The Federal Home Loan Bank of Boston is working to raise awareness of a $15 million subsidy program it’s launching next week, aimed at stimulating job growth and economic activity throughout New England.
The Boston FHLB’s Jobs for New England is one of two programs intended to pump money into job creation and affordable housing through interest rate write-downs for member financial institutions. Beginning on Feb. 1, FHLB members will be eligible to apply for up to $250,000 in subsidies that they will be able to use however they please – within some parameters, of course.
Susan Elliott, executive vice president and chief business officer at the Boston FHLB, said the idea was borne out of the home loan bank’s recent celebration of its affordable housing program’s 25-year anniversary. The FHLB wanted to do something more to address the dual needs of affordable housing and economic development across New England.
But to figure out what, exactly, first they had to hit the road.
“We went out and met with a number of economic development agencies around New England and we heard lots of things,” she said. “I thought we were going to come back with a one-step solution and I couldn’t have been more wrong.”
For instance, FHLB members in Vermont voiced a need for long-term financing for small businesses, while New Hampshire members wanted more predevelopment funding, particularly for initiatives like incubators.
Conversations with the home loan bank’s board of directors solidified that notion that the program needed some flexibility in how funds would be used.
“Many of them are bankers, so they were saying, ‘it’s really the banks, the credit unions and the others we support. They’re the boots on the ground. They know what the needs are in the communities they serve,’” Elliott said.
Under the Jobs for New England program, FHLB members can apply for up to a quarter-million dollars in interest-rate subsidies that they can spread out over whatever time period they choose.
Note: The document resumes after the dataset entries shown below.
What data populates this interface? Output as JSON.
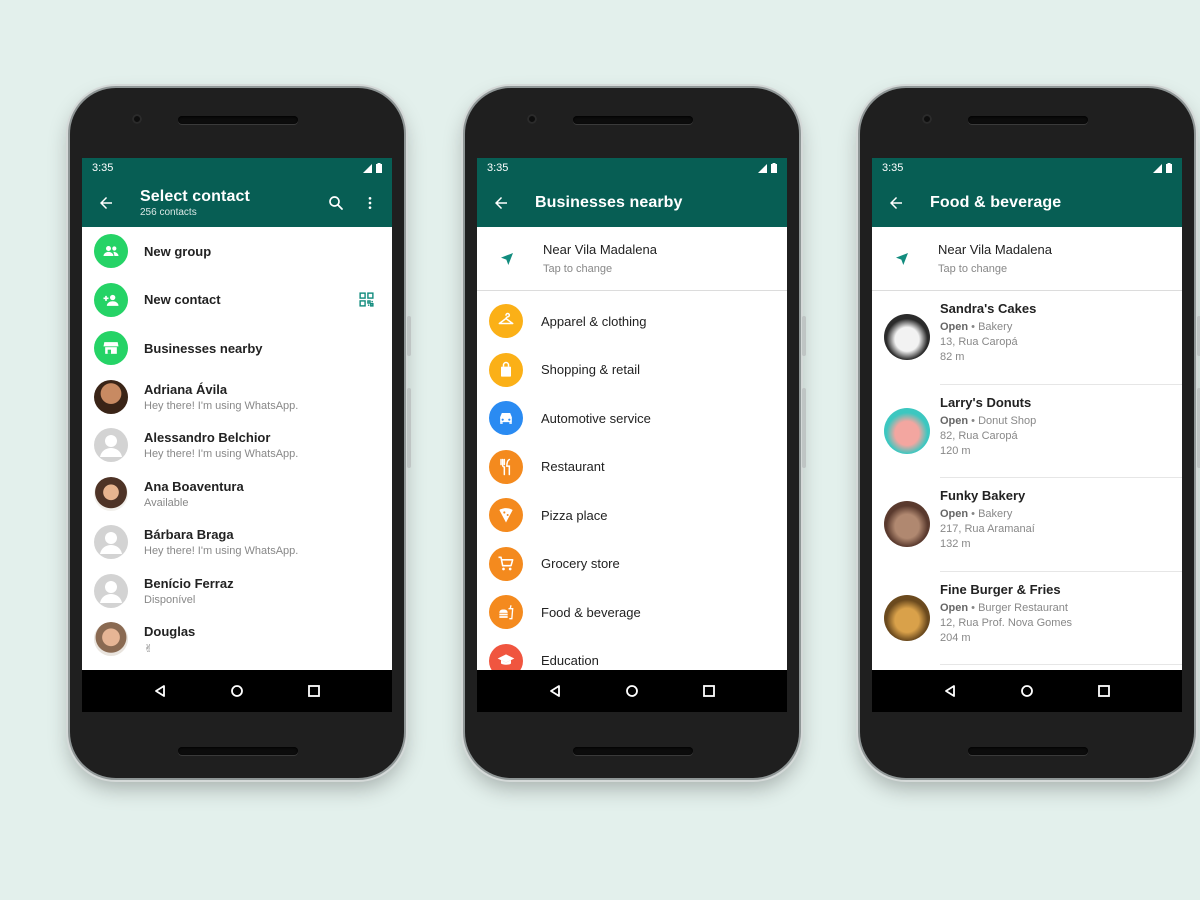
{
  "colors": {
    "background": "#e3f0ec",
    "whatsapp_teal": "#075e54",
    "green_icon": "#25d366",
    "qr_icon": "#128c7e"
  },
  "phone1": {
    "time": "3:35",
    "title": "Select contact",
    "subtitle": "256 contacts",
    "actions": [
      {
        "icon": "search-icon"
      },
      {
        "icon": "more-vert-icon"
      }
    ],
    "special_rows": [
      {
        "label": "New group",
        "icon": "group-icon"
      },
      {
        "label": "New contact",
        "icon": "person-add-icon",
        "trailing_icon": "qr-code-icon"
      },
      {
        "label": "Businesses nearby",
        "icon": "store-icon"
      }
    ],
    "contacts": [
      {
        "name": "Adriana Ávila",
        "status": "Hey there! I'm using WhatsApp.",
        "avatar": "photo"
      },
      {
        "name": "Alessandro Belchior",
        "status": "Hey there! I'm using WhatsApp.",
        "avatar": "default"
      },
      {
        "name": "Ana Boaventura",
        "status": "Available",
        "avatar": "photo"
      },
      {
        "name": "Bárbara Braga",
        "status": "Hey there! I'm using WhatsApp.",
        "avatar": "default"
      },
      {
        "name": "Benício Ferraz",
        "status": "Disponível",
        "avatar": "default"
      },
      {
        "name": "Douglas",
        "status": "✌",
        "avatar": "photo"
      }
    ]
  },
  "phone2": {
    "time": "3:35",
    "title": "Businesses nearby",
    "location": {
      "line1": "Near Vila Madalena",
      "line2": "Tap to change"
    },
    "categories": [
      {
        "label": "Apparel & clothing",
        "icon": "hanger-icon",
        "color": "#fbb017"
      },
      {
        "label": "Shopping & retail",
        "icon": "shopping-bag-icon",
        "color": "#fbb017"
      },
      {
        "label": "Automotive service",
        "icon": "car-icon",
        "color": "#2a8bf2"
      },
      {
        "label": "Restaurant",
        "icon": "restaurant-icon",
        "color": "#f48a1e"
      },
      {
        "label": "Pizza place",
        "icon": "pizza-icon",
        "color": "#f48a1e"
      },
      {
        "label": "Grocery store",
        "icon": "cart-icon",
        "color": "#f48a1e"
      },
      {
        "label": "Food & beverage",
        "icon": "fastfood-icon",
        "color": "#f48a1e"
      },
      {
        "label": "Education",
        "icon": "school-icon",
        "color": "#f0553f"
      }
    ]
  },
  "phone3": {
    "time": "3:35",
    "title": "Food & beverage",
    "location": {
      "line1": "Near Vila Madalena",
      "line2": "Tap to change"
    },
    "businesses": [
      {
        "name": "Sandra's Cakes",
        "open": "Open",
        "type": "Bakery",
        "address": "13, Rua Caropá",
        "distance": "82 m",
        "thumb_colors": [
          "#2b2b2b",
          "#f2f2f2"
        ]
      },
      {
        "name": "Larry's Donuts",
        "open": "Open",
        "type": "Donut Shop",
        "address": "82, Rua Caropá",
        "distance": "120 m",
        "thumb_colors": [
          "#3cc7c0",
          "#f3a6a0"
        ]
      },
      {
        "name": "Funky Bakery",
        "open": "Open",
        "type": "Bakery",
        "address": "217, Rua Aramanaí",
        "distance": "132 m",
        "thumb_colors": [
          "#5a3a2e",
          "#b08870"
        ]
      },
      {
        "name": "Fine Burger & Fries",
        "open": "Open",
        "type": "Burger Restaurant",
        "address": "12, Rua Prof. Nova Gomes",
        "distance": "204 m",
        "thumb_colors": [
          "#6b4a1e",
          "#d9a14a"
        ]
      }
    ]
  }
}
In the current interest rate environment, spreading the subsidy over a five-year period would yield about $3 million in loans, while spreading it over a two-year period would yield around $11.5 million in loans, Elliott said.
The funds could ultimately finance the expansion of a bakery in Vermont, or could help an artist start a gallery in Portland, Maine.
“Our member financial institutions are the ones that know what the needs are in their communities; they also know the players and can figure out directly how best to use the funding,” Elliott said.
Cornelius K. Hurley, director of the Boston University Center for Finance, Law & Policy and a director on the Boston FHLB’s board, echoed that sentiment.
“This is kind of in recognition of a very little known fact, which is that most small business lending in this country is being done by community banks, not by BofA, so we’re there to help solve problems for our members, the vast majority of which are community banks, many of which are making small business loans every day and creating jobs,” he said.
Hurley said, “My hope is that after three years we have the capacity to revise it and renew it and it’s a smashing success.”
‘Balance Is Key’
“I think that this is a solid strategy,” said Michael Goodman, executive director of the Public Policy Center at UMass Dartmouth. “I think the ultimate test of the economic impact of these programs will be when we see which kinds of projects get funded.”
“If we see those funds flowing to smaller enterprises in weak markets across New England, then I think that would be a sign the program is having an impact; that is, making stuff happen that wouldn’t happen otherwise,” he said.
Members who receive subsidies have to demonstrate that the funds will be loaned to a small business that will use the money to create jobs or otherwise contribute to economic development. The program will run through 2018 and the home loan bank will review its results after the program’s first year.
“This is somewhat innovative in going at it as an interest subsidy that has some requirements to show proof of utilization, but is not excessively onerous,” said William M. Parent, the president and CEO of Blue Hills Bank.
In particular, Parent praised the reporting requirements for the Jobs for New England program. He said that similar programs sometimes have onerous compliance requirements that can turn off community financial institutions from participating.
“This is one where I think it’s appropriately fashioned that the funds will be utilized for its intended purposes,” he said. “It’s balanced. Balance is the key for providing funding for banks with target utilization.”